Davis says he’s truly honored that Landtech Design has been selected for the job. While it’s not their first job in the Middle East— they are consulting on approximately a dozen jobs in the region—the building’s status and recognition is truly one-of-a-kind. And yet, although vertically it is an enormous building, Davis says that land-wise it’s not much bigger than any other project. The project will have approximately 17 or 18 acres of outdoor space. But that’s not to say there aren’t challenges presented.

There’s a lot to understand about the region including the fact that the plant material is quite different than what is common in the United States. Water is also an issue. The building sits in a harbor that is adjacent to the Red Sea and while there is plenty of salt water available, the region is relatively short on good, potable water.

“We will utilize all the rain water we can get,” says Davis. “We will also be using air conditioning condensate as a significant contributor to the irrigation system. How we apply that water will be very efficient and most of what we design will be done with drip irrigation – applying it very efficiently. The use of sprinklers that pop up and throw water in the air would not be efficient in a region that is not only incredibly windy but very hot, causing water to evaporate quickly. Drip irrigation will be critical to this project.”

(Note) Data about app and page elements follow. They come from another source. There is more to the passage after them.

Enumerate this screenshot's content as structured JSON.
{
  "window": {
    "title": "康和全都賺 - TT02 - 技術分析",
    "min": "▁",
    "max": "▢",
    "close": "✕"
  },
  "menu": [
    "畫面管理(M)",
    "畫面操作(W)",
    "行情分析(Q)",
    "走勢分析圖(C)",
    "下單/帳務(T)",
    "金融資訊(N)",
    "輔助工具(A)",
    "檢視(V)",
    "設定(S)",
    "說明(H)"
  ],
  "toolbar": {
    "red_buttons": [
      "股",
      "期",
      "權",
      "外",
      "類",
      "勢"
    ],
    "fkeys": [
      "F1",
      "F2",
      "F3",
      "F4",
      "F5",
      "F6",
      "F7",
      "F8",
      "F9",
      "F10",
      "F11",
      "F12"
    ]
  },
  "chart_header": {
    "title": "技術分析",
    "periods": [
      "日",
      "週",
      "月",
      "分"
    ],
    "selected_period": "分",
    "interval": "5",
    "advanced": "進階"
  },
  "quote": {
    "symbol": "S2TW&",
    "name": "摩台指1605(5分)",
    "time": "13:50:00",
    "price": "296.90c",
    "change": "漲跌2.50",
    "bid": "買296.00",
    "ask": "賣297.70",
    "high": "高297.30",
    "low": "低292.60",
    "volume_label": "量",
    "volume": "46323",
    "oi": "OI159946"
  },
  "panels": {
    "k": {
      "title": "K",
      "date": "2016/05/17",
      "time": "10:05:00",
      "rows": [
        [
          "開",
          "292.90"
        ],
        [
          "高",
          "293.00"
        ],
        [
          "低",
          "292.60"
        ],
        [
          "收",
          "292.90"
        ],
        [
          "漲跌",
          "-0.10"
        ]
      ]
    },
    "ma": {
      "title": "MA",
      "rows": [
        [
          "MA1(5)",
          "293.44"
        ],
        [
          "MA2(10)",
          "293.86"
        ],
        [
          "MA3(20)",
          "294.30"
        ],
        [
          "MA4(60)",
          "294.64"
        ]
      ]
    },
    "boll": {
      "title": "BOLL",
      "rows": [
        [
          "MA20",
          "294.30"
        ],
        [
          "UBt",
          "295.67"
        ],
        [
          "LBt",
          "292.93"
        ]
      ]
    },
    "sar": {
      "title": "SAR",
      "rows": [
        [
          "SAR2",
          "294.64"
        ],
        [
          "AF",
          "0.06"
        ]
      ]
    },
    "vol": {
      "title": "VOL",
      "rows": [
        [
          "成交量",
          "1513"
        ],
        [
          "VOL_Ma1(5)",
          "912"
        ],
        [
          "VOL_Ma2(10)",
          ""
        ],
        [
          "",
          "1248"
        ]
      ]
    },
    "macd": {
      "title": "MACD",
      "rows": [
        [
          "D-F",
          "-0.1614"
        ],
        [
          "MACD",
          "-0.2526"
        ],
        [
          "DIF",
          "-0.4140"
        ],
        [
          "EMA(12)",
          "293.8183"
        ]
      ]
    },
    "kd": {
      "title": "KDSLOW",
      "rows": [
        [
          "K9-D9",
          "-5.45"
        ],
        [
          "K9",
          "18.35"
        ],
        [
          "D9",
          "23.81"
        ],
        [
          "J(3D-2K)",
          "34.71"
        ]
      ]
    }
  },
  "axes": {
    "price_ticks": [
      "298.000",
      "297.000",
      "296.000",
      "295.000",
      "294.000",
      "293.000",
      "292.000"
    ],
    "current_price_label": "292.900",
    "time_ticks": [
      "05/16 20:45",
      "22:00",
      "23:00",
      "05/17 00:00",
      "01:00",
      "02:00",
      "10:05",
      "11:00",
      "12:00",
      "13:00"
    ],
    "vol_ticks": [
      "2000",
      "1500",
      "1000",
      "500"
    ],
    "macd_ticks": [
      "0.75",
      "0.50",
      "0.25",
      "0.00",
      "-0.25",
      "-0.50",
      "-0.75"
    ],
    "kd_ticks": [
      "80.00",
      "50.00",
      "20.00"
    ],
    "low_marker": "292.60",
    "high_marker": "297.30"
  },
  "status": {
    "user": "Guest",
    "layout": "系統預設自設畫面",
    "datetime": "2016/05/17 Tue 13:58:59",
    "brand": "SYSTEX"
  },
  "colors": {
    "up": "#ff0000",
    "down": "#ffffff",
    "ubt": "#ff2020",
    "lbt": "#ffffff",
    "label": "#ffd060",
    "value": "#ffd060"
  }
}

As condensation is collected, it will be directed into a large cistern near the base of the building. The irrigation system will include technologies such as UV sanitization, a fertilizer injector system, ET/weather-based sensors, and a central control system that will allow the entire operation to be manipulated remotely.

Maximum value. Efficient water use has always been part of the Landtech mission and influences their entire approach to designing systems for all projects. “We create unique and sustainable solutions in an effort to find the best response to each project’s requirements,” Davis says. “We strive to provide our clients with the latest advances in water-smart solutions and construction practices.”

In fact, the emphasis on efficient water use has probably been one of the biggest changes since Davis got into the business in the mid-90s. “With most of our designs it is rare to have a project where the use of water isn’t a concern,” he says. “So we’re doing things a lot differently these days. The evolving technology has also helped. We’re using more state-of-the-art products that can not only reduce water output and make it more efficient but can also offer smarter and more efficient scheduling. Controllers are so important in regulating and self-adjusting today’s irrigation system.”

Davis says that of all the technology that’s come about or products that have evolved, controllers are having the biggest impact. “The technology in them has come so far,” Davis says. “Sprinklers, drip, and valves haven’t really changed all that much but the digital technology now available in controllers has evolved dramatically.”

In addition to smart control technology, Davis says that a move into water harvesting has been another major change. “Water harvesting is now a large part of our business,” he says. “Sometimes we just handle the front end of those projects, which is called ‘scoping’ – or estimating the water needs and cistern capacities for a project.”

Landtech’s ability to keep up with the very latest technology and stay ahead of the curve has helped drive some key projects, including the Kingdom Tower, in their direction. Davis says that going forward the company is committed to designing with highly efficient products, making use of the latest technology in the field.
 

Top news

The Death Book

Sure, it’s morbid. But it’s essential. Create an instruction manual for your company in the event of your untimely demise.

An anti-complacency culture

Employees at Capstone Landscape Management are pumped – and the company is primed for growth. Why? There’s no opportunity to get stale.

Cat's Built For It trials

Five of Cat's machines go head-to-head with a stack of blocks in this video.

Morbark increases safety emphasis

The ChipSafe shield and training requirements are designed to increase brush chipper safety.

PGMS accepting Green Star applications

Professional Grounds Management unveils new system for submissions.